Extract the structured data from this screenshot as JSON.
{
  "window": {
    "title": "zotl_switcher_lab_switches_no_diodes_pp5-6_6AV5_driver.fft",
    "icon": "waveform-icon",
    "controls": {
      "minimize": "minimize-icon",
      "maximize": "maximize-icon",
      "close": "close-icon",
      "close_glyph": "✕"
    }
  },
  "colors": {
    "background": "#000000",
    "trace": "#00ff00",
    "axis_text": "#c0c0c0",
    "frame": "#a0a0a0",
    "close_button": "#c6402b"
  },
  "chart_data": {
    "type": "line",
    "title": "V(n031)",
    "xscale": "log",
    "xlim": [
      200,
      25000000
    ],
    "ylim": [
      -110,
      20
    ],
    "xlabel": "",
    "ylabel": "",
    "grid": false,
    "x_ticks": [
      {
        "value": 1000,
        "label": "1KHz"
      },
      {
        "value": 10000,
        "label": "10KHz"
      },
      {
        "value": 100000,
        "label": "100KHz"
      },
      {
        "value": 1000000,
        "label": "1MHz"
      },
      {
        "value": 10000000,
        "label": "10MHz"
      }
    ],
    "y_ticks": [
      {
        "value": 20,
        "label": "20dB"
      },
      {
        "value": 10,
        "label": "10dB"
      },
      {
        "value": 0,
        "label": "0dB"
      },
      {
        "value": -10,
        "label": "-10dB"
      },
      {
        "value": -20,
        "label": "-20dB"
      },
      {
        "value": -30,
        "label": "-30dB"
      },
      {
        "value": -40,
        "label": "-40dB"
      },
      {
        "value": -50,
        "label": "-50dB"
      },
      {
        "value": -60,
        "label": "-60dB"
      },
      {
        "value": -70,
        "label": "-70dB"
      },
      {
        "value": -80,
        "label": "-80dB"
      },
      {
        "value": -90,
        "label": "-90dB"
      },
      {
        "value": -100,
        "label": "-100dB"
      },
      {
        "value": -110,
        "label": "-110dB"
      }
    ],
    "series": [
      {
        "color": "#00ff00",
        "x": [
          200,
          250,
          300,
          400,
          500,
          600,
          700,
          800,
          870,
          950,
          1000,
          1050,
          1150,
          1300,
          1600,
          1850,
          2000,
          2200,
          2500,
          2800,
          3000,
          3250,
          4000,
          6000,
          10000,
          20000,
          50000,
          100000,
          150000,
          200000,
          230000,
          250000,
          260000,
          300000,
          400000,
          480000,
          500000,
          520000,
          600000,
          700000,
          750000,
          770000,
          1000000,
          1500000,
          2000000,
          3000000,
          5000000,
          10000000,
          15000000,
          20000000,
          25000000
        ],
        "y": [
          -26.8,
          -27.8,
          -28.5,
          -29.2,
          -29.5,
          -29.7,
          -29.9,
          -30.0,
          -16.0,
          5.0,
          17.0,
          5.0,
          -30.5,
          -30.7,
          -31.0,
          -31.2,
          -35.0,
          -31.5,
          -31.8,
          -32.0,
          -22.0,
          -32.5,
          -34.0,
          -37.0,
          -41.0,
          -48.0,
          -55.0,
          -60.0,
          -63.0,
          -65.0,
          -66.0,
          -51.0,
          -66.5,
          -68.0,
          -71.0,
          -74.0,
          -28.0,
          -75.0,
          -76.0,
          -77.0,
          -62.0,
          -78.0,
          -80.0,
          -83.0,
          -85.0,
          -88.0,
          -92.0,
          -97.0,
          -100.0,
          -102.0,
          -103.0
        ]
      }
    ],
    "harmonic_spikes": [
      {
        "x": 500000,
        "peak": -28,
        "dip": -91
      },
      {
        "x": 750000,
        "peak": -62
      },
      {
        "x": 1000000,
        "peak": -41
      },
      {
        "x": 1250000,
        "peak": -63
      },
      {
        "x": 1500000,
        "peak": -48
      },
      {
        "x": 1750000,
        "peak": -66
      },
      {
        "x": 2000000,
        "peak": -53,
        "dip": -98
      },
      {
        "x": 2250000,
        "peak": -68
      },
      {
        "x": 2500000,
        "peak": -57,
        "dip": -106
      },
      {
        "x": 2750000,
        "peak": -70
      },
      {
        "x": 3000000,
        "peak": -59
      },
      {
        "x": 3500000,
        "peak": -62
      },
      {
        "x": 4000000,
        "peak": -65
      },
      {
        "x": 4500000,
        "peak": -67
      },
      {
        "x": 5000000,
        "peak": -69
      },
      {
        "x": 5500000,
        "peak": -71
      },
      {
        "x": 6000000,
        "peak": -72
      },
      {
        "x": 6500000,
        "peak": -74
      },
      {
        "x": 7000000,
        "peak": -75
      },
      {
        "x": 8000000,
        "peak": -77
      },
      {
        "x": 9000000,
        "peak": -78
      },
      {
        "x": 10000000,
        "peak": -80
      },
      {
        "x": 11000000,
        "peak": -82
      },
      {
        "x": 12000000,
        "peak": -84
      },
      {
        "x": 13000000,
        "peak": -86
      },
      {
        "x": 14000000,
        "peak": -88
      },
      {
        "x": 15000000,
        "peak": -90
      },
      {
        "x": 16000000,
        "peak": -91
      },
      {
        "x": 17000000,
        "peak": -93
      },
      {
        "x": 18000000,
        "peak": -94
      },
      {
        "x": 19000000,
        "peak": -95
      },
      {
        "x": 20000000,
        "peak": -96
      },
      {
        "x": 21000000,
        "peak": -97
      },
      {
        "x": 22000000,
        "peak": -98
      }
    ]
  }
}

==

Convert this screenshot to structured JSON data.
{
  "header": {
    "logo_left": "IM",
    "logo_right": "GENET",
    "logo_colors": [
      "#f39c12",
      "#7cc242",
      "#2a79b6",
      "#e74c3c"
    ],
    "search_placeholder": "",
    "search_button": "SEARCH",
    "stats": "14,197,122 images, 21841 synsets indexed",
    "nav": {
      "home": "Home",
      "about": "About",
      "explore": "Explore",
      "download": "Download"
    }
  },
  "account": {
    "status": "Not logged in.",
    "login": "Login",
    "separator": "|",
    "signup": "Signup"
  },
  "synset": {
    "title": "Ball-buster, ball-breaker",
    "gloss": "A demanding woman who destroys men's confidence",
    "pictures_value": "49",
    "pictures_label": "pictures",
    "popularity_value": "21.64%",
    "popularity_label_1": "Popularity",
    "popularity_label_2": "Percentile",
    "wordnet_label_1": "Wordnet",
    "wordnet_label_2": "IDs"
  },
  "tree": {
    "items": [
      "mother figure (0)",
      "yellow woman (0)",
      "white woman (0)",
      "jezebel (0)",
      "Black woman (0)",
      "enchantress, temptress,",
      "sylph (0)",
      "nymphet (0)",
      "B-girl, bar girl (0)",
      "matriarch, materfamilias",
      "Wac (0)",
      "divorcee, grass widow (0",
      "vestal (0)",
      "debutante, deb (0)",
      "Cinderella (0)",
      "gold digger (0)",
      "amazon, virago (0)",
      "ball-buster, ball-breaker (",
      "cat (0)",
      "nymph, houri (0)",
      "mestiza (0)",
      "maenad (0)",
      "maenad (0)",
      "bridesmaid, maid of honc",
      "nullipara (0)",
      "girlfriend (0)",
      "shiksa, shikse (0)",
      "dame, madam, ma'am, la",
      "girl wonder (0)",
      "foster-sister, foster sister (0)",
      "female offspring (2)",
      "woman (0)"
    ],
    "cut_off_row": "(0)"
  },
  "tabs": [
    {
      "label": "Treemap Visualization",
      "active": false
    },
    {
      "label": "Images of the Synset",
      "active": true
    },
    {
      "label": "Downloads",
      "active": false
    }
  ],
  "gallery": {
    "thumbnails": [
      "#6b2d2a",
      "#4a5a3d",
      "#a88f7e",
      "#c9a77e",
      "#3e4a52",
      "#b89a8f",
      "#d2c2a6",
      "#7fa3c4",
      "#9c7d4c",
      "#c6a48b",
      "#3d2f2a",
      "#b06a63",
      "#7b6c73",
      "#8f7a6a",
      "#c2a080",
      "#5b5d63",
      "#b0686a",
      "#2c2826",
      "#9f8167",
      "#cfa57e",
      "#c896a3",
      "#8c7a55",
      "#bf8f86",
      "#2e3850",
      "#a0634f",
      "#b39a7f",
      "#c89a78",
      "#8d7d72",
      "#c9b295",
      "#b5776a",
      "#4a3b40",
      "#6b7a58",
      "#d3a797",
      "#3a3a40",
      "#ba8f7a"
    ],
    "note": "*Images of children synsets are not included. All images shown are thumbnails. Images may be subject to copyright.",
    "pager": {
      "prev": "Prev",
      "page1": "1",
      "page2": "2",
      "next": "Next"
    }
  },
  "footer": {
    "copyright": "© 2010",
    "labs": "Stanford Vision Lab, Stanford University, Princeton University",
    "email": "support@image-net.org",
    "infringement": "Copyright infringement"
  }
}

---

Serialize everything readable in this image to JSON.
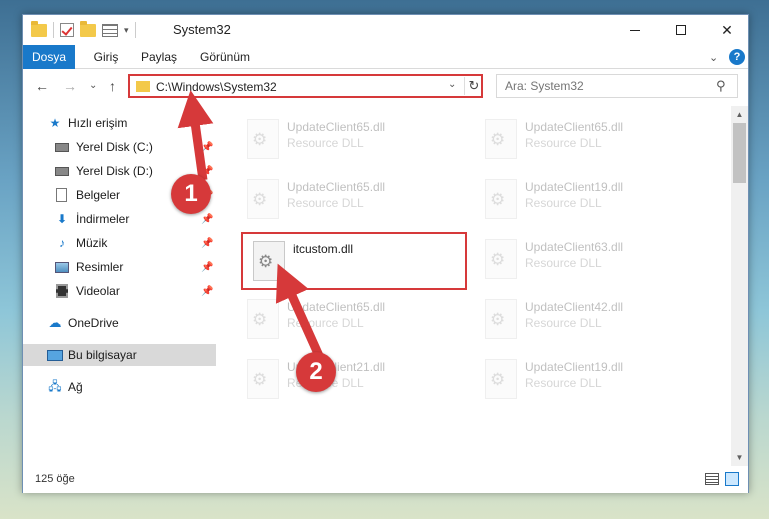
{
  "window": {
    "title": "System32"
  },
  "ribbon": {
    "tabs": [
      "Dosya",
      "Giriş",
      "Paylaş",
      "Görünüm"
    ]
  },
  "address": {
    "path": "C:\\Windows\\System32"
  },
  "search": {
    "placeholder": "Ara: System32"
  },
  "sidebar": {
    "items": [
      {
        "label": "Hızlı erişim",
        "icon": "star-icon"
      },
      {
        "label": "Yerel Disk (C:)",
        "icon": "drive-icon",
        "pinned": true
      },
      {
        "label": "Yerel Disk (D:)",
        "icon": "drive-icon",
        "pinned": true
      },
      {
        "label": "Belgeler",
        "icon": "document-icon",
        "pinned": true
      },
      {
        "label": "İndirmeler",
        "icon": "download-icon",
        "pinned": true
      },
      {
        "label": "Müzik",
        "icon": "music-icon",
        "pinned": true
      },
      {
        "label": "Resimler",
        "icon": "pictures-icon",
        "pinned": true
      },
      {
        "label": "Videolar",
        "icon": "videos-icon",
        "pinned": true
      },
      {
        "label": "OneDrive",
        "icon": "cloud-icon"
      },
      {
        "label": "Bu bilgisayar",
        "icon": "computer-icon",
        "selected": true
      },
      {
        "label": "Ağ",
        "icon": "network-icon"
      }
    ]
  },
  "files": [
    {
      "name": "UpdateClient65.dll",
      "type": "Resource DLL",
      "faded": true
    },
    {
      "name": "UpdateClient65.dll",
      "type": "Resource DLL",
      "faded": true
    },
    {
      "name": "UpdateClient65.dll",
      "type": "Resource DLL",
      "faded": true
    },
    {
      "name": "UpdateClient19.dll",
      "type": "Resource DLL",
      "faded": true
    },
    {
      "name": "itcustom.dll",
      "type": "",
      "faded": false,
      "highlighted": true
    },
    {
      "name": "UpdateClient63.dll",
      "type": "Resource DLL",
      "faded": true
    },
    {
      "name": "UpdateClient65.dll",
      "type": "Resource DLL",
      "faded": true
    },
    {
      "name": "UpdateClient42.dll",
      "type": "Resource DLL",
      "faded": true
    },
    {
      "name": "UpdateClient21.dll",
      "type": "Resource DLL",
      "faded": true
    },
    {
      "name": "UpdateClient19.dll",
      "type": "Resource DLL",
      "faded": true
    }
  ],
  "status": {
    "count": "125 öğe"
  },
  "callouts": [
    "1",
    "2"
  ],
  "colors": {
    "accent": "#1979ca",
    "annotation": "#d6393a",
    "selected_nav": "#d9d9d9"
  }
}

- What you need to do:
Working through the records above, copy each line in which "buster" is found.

- Your solution:
    "title": "Ball-buster, ball-breaker",
      "ball-buster, ball-breaker (",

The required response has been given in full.